Davis, one of the co-founders of the company that bought Newsweek in 2013, acknowledged that he had been absent from the company for 18 months, and that he did not want to be there on Wednesday.
He said returned to serve as interim CCO to help “stem what’s happening” after CCO Dayan Candappa was put on leave following the revelation he was accused of sexual harassment at his previous employer, Reuters. (Candappa was reinstated on Friday following an investigation.)
Throughout the meeting, Davis claimed Newsweek’s reporting on the raid and other internal matters ruined a business deal abroad that would’ve “changed the course of our business.”
“The recent string of articles has done real damage to our business relationships, to our partners,” Davis said. “So there’s a larger business context.”
“Do you think that the articles we published did more damage than the fact that we were raided and accused of ad fraud and there was a sexual harassment story that came out and there were questions about the ownership?” one editor responded.

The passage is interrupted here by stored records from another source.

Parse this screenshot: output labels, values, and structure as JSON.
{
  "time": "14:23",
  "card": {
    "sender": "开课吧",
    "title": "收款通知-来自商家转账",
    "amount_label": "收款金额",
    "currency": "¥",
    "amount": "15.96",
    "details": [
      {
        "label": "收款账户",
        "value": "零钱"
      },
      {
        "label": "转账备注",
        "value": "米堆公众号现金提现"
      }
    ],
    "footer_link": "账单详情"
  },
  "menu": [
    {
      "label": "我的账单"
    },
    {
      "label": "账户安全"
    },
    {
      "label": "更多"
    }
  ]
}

“Yes,” Davis answered moments later.
When editors asked whether they could review Newsweek’s past stories about recent turmoil to find original details that allegedly harmed the business deal, he dodged.
“I don’t think that’s necessary,” Davis said.
When Newsweek editors attempted to push back, Davis grew increasingly defensive, saying Newsweek’s own journalists had written “hit pieces” which “attacked” the company, adding “if we had integrity we should be defending the company.”
“Why do we need to do this necessarily to ourselves?" Davis asked. "In the name of integrity?"
The interim CCO said that Roe and Li had overseen the degradation of Newsweek’s content, citing a recent widely criticized piece that argued why Hillary Clinton could serve out Donald Trump’s term as president.
Newsweek editors pushed back, saying that the article was a partial result of the traffic goals that management forced reporters and editors to meet.
"What you're doing is bullshit," editor Jason Silverstein said about an hour into the meeting. "You don't understand journalism, and so you're trying to pick apart these things that you think we should've done, and you're trying to convince us that it's somehow our fault."
Silverstein left the company on Thursday.
Indeed, throughout the meeting, Davis expressed ignorance about basic journalism practices.
He wondered aloud why reporters had called a New York state assemblyman to inquire about the company’s owners, and said Newsweek’s journalists had “harassed” his wife by calling her seeking comment about Newsweek’s woes. His wife is the president of Olivet University, which is reportedly being investigated as part of the D.A.’s probe, and was founded by a leader of an enigmatic church.
When Davis complained that management’s perspective wasn’t represented in their Newsweek’s stories about the company, editors repeatedly explained that reporters had reached out.
"Why can't we just walk down to Dev's office?" Davis asked at one point, referring to CEO Dev Pragad.
"Dev was contacted for the story," one editor replied.
Davis also asked why Newsweek cited Mother Jones, which investigated the company’s ties to Olivet University in 2014, and the New York Post.
“You have to understand: No one has looked there until you guys published that,” Davis said, referencing Mother Jones.
“That is not true,” multiple editors responded simultaneously, adding that citing other sources is “common practice” in journalism.
As the meeting progressed, editors became increasingly agitated by Davis’ continued dodges. One editor said that staff had “barely learned anything” from the meeting other than that Davis was “not credible.”
“What we know now is the people we’re working for right now are not credible and do not understand journalism at all, and apparently have no plan for going forward,” Silverstein said. “And you’ve given us not a single reason why anyone should continue working for you.”
After 80 minutes, Davis concluded Wednesday’s meeting by suggesting that editors who disagreed with him should find new jobs.
"I've said what I wanted to say, and if you guys aren't on board with that then, you can make up your own mind," Davis said.